Source material:

::::::::

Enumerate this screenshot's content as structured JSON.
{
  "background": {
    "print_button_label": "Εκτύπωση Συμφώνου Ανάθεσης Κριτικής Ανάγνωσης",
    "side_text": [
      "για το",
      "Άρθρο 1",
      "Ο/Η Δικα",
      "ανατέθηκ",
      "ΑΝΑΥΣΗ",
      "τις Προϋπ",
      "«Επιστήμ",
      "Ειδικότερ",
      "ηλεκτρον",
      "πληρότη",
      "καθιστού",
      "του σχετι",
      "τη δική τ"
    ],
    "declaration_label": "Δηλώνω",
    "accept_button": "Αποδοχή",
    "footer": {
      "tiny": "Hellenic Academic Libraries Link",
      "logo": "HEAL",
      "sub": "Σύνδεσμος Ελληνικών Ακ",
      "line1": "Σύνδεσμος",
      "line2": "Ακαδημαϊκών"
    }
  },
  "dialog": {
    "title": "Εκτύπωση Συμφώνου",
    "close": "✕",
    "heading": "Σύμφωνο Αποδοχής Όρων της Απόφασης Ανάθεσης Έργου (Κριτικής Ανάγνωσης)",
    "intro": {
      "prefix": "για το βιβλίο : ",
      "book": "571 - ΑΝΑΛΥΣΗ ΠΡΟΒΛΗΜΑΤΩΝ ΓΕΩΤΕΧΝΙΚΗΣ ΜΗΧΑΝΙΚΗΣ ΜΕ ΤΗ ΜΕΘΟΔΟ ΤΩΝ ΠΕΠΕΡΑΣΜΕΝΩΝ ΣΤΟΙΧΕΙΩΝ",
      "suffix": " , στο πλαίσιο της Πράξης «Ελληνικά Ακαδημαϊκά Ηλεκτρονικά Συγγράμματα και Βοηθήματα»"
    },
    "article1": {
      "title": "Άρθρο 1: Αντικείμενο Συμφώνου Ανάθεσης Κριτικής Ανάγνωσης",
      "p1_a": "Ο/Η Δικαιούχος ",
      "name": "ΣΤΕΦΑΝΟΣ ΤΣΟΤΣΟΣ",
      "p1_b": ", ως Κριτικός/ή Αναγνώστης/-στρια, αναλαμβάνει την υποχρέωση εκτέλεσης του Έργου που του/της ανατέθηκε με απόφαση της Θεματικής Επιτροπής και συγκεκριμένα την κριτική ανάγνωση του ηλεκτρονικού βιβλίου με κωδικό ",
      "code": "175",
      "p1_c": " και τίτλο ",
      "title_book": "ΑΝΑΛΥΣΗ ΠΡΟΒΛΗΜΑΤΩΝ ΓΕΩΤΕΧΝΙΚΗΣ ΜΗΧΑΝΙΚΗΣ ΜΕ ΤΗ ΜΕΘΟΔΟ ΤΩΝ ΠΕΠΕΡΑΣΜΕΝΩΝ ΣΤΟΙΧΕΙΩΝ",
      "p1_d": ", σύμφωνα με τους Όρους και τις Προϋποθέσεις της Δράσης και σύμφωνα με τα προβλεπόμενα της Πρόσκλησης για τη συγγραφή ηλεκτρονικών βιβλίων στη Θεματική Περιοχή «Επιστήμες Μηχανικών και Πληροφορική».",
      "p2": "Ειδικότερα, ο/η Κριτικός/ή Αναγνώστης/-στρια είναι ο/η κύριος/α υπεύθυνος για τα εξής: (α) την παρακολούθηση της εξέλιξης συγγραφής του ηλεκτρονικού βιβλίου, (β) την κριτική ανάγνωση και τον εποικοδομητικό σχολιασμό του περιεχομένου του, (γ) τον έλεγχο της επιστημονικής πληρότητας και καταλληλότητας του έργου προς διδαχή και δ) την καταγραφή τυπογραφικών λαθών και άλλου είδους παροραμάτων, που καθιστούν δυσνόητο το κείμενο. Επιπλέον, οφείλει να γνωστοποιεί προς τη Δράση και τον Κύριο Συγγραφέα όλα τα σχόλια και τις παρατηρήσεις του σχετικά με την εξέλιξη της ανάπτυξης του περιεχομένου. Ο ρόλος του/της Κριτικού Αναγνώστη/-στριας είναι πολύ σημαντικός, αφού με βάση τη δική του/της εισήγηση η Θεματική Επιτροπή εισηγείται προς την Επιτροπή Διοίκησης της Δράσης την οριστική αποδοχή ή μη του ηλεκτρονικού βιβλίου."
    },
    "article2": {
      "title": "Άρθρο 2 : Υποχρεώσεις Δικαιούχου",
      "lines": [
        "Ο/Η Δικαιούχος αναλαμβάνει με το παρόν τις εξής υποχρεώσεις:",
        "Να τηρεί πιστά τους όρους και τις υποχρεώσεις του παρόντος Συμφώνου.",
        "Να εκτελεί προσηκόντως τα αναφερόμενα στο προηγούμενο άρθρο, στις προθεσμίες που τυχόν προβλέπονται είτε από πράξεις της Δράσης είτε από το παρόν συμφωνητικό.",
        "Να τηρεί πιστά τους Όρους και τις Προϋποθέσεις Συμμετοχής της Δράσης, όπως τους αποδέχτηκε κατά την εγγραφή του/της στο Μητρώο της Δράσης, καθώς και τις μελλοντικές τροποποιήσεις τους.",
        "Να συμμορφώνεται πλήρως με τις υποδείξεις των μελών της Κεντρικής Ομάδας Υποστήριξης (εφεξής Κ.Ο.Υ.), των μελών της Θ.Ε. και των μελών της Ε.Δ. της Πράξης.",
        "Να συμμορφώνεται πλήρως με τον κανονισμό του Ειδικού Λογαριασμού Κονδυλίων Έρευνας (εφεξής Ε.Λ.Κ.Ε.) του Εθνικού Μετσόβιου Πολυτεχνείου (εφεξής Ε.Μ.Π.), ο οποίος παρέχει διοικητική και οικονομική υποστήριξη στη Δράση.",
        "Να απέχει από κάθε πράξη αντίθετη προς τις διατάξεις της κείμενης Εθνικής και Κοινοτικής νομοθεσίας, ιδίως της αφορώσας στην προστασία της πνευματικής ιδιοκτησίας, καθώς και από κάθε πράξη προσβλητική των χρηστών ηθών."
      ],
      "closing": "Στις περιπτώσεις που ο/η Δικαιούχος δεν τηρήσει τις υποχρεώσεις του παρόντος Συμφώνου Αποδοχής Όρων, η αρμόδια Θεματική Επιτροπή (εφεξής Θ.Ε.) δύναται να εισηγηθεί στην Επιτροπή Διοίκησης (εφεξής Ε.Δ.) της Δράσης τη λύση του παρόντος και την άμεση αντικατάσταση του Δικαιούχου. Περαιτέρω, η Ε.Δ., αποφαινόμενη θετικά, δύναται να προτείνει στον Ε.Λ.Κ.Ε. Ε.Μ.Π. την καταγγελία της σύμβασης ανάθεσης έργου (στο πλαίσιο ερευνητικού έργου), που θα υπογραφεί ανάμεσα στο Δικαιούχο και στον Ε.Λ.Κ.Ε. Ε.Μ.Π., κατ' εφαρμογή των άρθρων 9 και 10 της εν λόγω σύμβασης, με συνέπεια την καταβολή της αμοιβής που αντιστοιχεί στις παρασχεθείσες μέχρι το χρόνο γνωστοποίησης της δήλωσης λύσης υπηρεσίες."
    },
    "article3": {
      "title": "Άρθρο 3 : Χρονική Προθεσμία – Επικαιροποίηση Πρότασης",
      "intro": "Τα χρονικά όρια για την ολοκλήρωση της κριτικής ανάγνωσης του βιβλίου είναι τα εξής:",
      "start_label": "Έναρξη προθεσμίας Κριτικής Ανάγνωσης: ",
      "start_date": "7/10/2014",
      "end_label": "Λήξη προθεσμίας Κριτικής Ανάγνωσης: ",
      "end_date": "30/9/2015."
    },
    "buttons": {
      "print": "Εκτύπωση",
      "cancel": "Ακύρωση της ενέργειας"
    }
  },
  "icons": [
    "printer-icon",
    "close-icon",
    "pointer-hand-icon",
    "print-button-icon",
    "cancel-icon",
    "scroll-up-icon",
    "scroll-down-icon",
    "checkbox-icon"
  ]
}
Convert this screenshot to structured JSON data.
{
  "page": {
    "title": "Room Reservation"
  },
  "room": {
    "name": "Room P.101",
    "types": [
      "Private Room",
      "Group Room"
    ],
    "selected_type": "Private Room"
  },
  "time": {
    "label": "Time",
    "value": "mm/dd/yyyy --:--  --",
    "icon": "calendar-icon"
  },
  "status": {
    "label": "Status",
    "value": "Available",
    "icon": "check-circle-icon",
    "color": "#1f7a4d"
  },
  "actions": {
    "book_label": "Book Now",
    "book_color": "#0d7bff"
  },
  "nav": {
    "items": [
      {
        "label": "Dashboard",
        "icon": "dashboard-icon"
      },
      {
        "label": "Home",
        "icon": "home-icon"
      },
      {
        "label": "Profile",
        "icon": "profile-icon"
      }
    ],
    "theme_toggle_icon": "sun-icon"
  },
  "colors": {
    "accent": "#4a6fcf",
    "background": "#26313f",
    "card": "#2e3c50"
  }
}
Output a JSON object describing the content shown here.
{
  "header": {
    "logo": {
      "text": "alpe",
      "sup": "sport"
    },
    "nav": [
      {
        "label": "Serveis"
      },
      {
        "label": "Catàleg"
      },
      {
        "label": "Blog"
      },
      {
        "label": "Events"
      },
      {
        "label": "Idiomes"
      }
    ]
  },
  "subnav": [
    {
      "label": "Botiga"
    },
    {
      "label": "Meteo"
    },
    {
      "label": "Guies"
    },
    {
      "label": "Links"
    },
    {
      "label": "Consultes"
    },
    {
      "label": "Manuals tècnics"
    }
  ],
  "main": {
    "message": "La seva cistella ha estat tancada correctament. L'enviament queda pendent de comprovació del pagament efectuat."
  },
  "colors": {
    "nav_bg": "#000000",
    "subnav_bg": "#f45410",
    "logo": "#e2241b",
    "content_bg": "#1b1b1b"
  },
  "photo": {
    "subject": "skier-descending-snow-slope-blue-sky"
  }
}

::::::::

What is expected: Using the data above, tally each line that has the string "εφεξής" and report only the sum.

Solved exercise: 3